A couple things. After having worked with a pretty steady crew of folks for quite a while, having an outside perspective brought just that: perspective. Paul being one of the best singers I’ve ever heard, and me being one of the worst — if not the worst — singers to walk the earth, he made me do something I’ve never ever done: warm up my voice before singing. Of course, I acquiesced, under the condition that we also do a take first thing in the morning — the first time I speak all day. Trust me, the band was relieved not to have to hear me whine all morning. He brought a new musical touch to the band. In many respects, he was a new member of the band. He’s an amazing guitarist, bass player, trombone player, piano player, conker, and a singer of the highest echelons of singer-dom. Also, he brought his heart.

What Will We Be, your new album, comes out later this month. What Will We Be is noticeably shorter than Smokey Rolls and Cripple Crow. Was that a conscious decision, or did it turn out that way on its own?
It’s funny: Earlier I’m ineloquently sockin’ my selling-out harangue at you, and as hypocritical as it is, I gotta admit that it was partly because after every record, a buddy of mine (I’m looking at you, Zach Cowie) would say, “Dude, too long.” [Laughs.] But mostly it was that out of 48 tunes, these felt done, these felt ready. Sort of.

The new-album tracks currently making rounds on the Net have a relaxed, rustic feel to them. What kinds of sounds can we expect from the rest of the album?
The same. And a little fifth-generation ska bingbangblop, pangolin poofter polka bop, crapulous crunk plop, third-generation electroclash Akashic pop, a little bit of nothing for everyone and a whole lot of something for no one.

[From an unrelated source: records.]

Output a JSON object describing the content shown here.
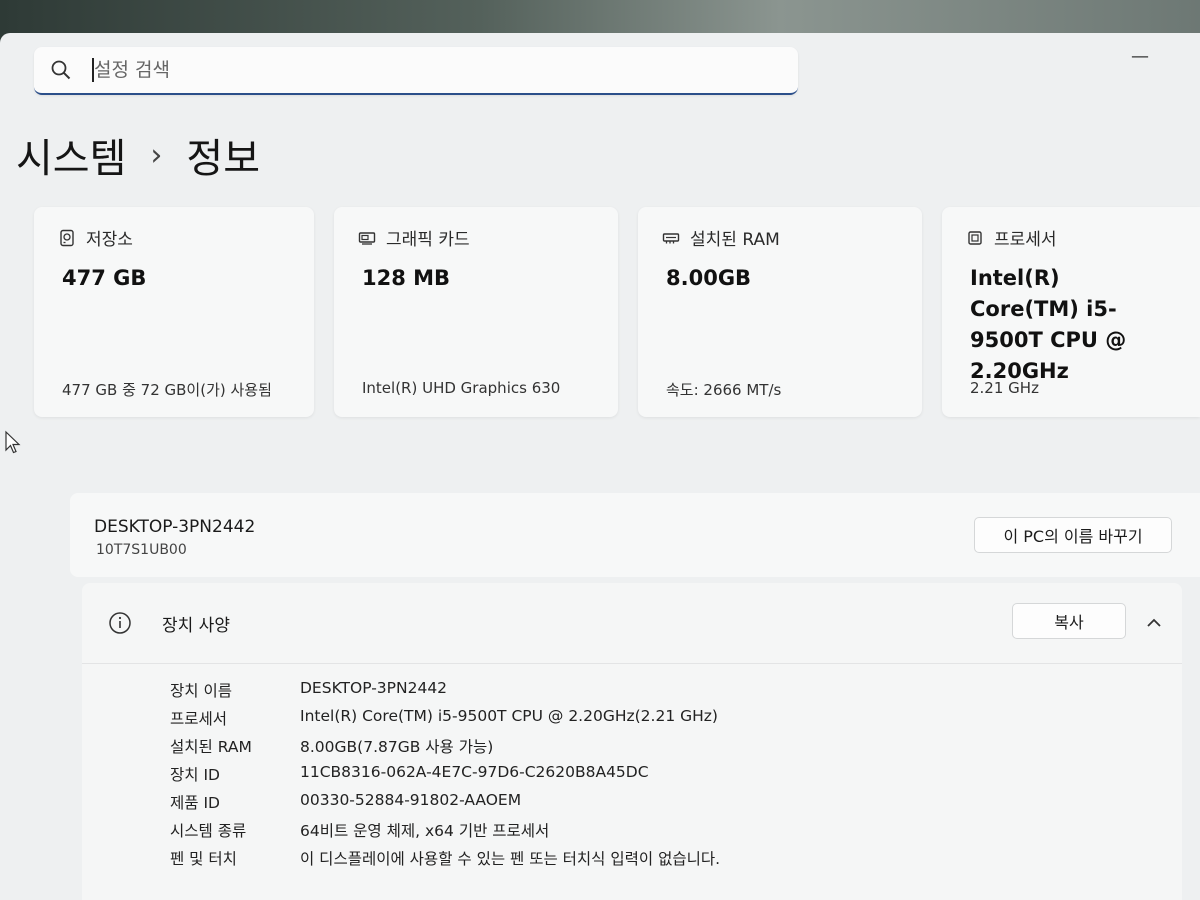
{
  "search": {
    "placeholder": "설정 검색"
  },
  "window": {
    "minimize": "—"
  },
  "breadcrumb": {
    "parent": "시스템",
    "separator": "›",
    "current": "정보"
  },
  "cards": [
    {
      "icon": "storage-icon",
      "title": "저장소",
      "value": "477 GB",
      "sub": "477 GB 중 72 GB이(가) 사용됨"
    },
    {
      "icon": "graphics-card-icon",
      "title": "그래픽 카드",
      "value": "128 MB",
      "sub": "Intel(R) UHD Graphics 630"
    },
    {
      "icon": "ram-icon",
      "title": "설치된 RAM",
      "value": "8.00GB",
      "sub": "속도: 2666 MT/s"
    },
    {
      "icon": "processor-icon",
      "title": "프로세서",
      "value": "Intel(R) Core(TM) i5-9500T CPU @ 2.20GHz",
      "sub": "2.21 GHz"
    }
  ],
  "pc": {
    "name": "DESKTOP-3PN2442",
    "model": "10T7S1UB00",
    "rename_label": "이 PC의 이름 바꾸기"
  },
  "specs": {
    "title": "장치 사양",
    "copy_label": "복사",
    "rows": [
      {
        "key": "장치 이름",
        "value": "DESKTOP-3PN2442"
      },
      {
        "key": "프로세서",
        "value": "Intel(R) Core(TM) i5-9500T CPU @ 2.20GHz(2.21 GHz)"
      },
      {
        "key": "설치된 RAM",
        "value": "8.00GB(7.87GB 사용 가능)"
      },
      {
        "key": "장치 ID",
        "value": "11CB8316-062A-4E7C-97D6-C2620B8A45DC"
      },
      {
        "key": "제품 ID",
        "value": "00330-52884-91802-AAOEM"
      },
      {
        "key": "시스템 종류",
        "value": "64비트 운영 체제, x64 기반 프로세서"
      },
      {
        "key": "펜 및 터치",
        "value": "이 디스플레이에 사용할 수 있는 펜 또는 터치식 입력이 없습니다."
      }
    ]
  }
}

You’ve contributed a remix of “Rome” to Phoenix’s Wolfgang Amadeus Phoenix remix project. Is that something you’d like to get into more in the future? Who else would you like to rework?
Oh, it’s not that I think I can do it, but it’s just so fun to do and a crazy honor — a crazy, crazy, crazy-ass honor. It’s stultifying, dizzying. Anywho, who else would I like to rework? Well, I am a big R. Kelly fan…

Of course, you recently announced that you’ve been working with the Wu-Tang Clan’s GZA. When can we expect to hear the fruits of that collaboration?
Who knows? It’s the most exciting thing in my life, just getting to meet a true hero, avatar, paragon, iconoclast, the man. Liquid Swords had a huge impact on me. There are a couple of lines in that album that literally changed the way I saw the world. For example, from the song of the same title, he says, “lowkey like seashells.” That seriously fucked me up. Just the title, those two words: Liquid Swords. That’s alchemy! But all his albums — Pro Tools, Words from the Genius, Legend of the Liquid Sword, Beneath the Surface — and all his appearances on various projects — have you heard his track with Mando Diao? Holy shit! — have been huge, inspiring and humbling. So we shall see, but I certainly won’t be rapping. (You’re welcome, everyone.)

Is anything else looming on the horizon for you?
The record comes out pretty soon, and I really loved when the band had a name. We’re messing around with a couple new ones. So far, “the Adelitas” is winning. Also, the project with Greg Rogove and Fab Moretti [of the Strokes and Little Joy] — we’re also going to change that project’s name — is gonna start recording through the tour this year. I’ve got an ultimate-fighting match with the artist Keegan McHargue and a two-man show with Beck at Iguapop gallery in Spain. I’m trying to learn how to cook anything other than ice cubes, to shave without cutting myself every time, and other little things here and there.


And may I say, in all honesty, it’s been an absolute pleasure wasting your time.


Previous article Fuck Buttons: Interview
Next article The Touch and Go Years